Child and grandparent on beach (Photo by Vidar Nordli-Mathisen on Unsplash)
Photo by Vidar Nordli-Mathisen on Unsplash

The 4 Secrets of a Happy Family Vacation with Grandparents

There’s so much to love about multigenerational travel with your extended family. It’s a time when grandparents and grandkids can bond, parents can get the occasional break, and everyone can explore the world together on a multigenerational family vacation. 

Multigenerational Vacation Tips

But there are also some specific challenges that come from family trip that includes older and younger family members in the same group. And sandwich-generation parents would do well to adjust expectations when it comes to traveling with older relatives and children. Here are four key secrets for traveling with grandparents on multigenerational vacations. Ignore them at your peril.

1. Different Ages, Different Interests

It’s okay that your kids’ and your parents’ interests don’t align perfectly. On a well-balanced vacation, there’s room for smaller groups of people to break off and do the things that interest them. That’s a long way of saying: Don’t make your toddler sit through the three-hour meal your parents have booked at a nice restaurant (it’s going to disappoint everyone), and don’t force your parents to spend the day horseback riding at a dude ranch (unless they want to, in which case, they are heroes).

The point isn’t to do everything together, it’s to be able to come back together as a whole family for quality time and fun activities that suit the whole crowd, from young children to teens to adults.

2. Respect Individual Needs

Some people need naps (both young and old). Others simply can’t walk for miles (again, both young and old). There are all sorts of physical limitations that kids, especially young kids, and grandparents, particularly older grandparents, bring with them on a multigenerational trip. To expect everyone to keep up with the fittest members of the family is unrealistic. Instead, cut everyone some slack when it’s time for group activities and aim for the achievable. Your entire family will be happier.

3. Embrace a Slower Pace

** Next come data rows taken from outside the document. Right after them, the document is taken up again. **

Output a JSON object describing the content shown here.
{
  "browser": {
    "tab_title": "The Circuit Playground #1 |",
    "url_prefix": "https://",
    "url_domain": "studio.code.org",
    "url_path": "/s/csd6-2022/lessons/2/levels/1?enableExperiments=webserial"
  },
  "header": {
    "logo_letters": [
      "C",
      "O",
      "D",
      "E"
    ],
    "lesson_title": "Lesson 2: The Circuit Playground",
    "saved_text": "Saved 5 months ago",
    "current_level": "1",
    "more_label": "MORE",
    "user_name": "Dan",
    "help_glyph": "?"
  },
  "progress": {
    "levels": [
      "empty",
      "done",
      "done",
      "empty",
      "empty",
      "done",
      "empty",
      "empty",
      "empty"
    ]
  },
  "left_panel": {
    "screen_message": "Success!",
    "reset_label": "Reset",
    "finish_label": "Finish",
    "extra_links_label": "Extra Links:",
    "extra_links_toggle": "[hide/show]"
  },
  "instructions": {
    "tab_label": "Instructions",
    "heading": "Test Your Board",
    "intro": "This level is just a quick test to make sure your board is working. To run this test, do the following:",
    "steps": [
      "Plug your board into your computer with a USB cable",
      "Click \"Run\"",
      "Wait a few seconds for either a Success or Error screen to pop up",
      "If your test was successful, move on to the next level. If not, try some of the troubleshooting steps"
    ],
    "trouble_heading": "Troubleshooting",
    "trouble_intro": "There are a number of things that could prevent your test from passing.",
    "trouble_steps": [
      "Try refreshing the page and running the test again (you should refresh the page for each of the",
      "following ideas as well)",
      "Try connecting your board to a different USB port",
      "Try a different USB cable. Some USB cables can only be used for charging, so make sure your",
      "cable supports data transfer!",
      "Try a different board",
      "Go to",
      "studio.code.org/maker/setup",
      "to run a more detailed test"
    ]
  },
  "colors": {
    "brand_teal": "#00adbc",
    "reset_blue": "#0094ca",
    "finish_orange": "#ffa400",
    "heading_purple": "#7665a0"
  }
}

The little ones and oldest members of your extended family tend to need a little more time to recharge than the rest of us. Rather than seeing that as a burden, think about it as a lesson for us all to slow down and enjoy a little more unstructured, unscheduled vacation time. Not only will you make room for everyone to be on their best behavior the rest of the time, you also create opportunities for spontaneous connection that come out of being relaxed, on vacation, and with the people you love.

4. Choose a Trip the Entire Family Will Love

Some family-friendly destinations are custom-made for multigenerational travel. We’re looking at you, national parks and national park lodges. You too, Walt Disney World. And don’t forget a family-friendly cruise ship, or all-inclusive resorts, especially ones with a kids club.

What sets places like this apart isn’t that they cater to families with little ones, it’s that they offer something for the entire family from young children and teenagers to parents and grandparents (not to mention aunts and uncles on an extended family vacation).

In other words, think of it this way. A multigenerational family vacation is a lot like real estate: location matters. A lot. 

More from FamilyVacationist:

Christine Sarkis
Christine Sarkis is a traveling parent and longtime travel writer and editor. The former executive editor for TripAdvisor travel magazine, Sarkis has spent nearly two decades finding and sharing the best places to go with an audience of enthusiastic travelers. Her stories have appeared on USA Today, Conde Nast Traveler, Huffington Post, and Business Insider. Her expert advice has been quoted in dozens of print and online publications including The New York Times, Conde Nast Traveler, and People magazine. She has also shared travel tips on television and radio shows including Good Morning America, Marketplace, and Here & Now. Her stories have been published in the anthologies Spain from a Backpack and The Best Women's Travel Writing 2008, and she is working on a travel memoir. Email Christine at